BRIEF: Find every line below with "dolor" in it and give only how many there are.
Start of TASK MATERIAL
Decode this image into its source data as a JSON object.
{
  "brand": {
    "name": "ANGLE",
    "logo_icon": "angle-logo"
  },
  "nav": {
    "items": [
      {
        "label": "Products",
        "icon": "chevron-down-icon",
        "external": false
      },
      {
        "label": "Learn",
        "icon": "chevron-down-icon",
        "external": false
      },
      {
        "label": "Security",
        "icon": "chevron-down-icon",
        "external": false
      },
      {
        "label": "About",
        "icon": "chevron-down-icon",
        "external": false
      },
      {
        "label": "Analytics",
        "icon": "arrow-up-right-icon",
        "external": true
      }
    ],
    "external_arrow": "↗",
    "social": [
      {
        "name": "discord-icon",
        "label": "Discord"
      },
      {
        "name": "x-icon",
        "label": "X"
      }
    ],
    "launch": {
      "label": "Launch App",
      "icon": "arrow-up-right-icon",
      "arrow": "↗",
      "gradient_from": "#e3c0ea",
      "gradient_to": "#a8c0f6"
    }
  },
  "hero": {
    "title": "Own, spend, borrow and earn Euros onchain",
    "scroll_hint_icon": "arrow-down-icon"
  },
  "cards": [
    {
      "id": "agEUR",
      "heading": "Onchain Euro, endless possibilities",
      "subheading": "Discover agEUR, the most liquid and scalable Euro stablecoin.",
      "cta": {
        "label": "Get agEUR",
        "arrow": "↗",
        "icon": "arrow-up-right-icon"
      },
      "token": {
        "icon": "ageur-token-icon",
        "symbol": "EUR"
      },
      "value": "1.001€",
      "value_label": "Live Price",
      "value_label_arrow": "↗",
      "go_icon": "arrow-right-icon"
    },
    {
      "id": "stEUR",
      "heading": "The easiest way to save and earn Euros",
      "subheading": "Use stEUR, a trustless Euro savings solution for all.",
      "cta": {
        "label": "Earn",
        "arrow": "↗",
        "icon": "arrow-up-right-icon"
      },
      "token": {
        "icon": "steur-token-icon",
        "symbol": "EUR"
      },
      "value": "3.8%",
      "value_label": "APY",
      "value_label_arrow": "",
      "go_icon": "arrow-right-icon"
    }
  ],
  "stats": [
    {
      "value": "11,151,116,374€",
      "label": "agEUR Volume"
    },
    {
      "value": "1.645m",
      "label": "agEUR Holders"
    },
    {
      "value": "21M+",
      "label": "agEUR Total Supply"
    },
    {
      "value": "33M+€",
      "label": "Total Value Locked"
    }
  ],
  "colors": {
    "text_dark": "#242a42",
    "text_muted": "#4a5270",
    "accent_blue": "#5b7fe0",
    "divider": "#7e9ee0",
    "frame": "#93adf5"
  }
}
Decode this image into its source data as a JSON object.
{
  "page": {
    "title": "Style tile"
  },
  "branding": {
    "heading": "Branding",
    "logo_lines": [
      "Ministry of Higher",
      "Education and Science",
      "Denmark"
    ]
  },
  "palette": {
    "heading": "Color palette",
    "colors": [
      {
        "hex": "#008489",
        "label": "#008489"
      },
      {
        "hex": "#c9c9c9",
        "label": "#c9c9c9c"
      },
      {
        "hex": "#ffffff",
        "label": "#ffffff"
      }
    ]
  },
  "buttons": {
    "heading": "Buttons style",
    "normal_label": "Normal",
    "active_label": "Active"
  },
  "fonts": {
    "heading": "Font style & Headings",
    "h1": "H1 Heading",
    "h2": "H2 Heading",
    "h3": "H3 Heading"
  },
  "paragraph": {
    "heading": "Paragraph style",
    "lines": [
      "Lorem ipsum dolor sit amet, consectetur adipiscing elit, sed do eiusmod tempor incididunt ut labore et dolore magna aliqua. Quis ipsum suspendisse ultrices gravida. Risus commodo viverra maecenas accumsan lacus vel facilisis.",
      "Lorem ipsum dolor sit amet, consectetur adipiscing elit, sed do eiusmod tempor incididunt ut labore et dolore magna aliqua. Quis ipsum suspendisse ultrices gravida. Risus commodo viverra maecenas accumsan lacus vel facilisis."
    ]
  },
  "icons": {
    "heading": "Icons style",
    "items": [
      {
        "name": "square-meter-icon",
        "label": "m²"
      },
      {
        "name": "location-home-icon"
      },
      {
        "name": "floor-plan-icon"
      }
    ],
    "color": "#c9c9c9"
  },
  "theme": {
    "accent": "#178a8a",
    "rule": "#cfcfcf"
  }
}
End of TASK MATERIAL
ANSWER SPACE: 2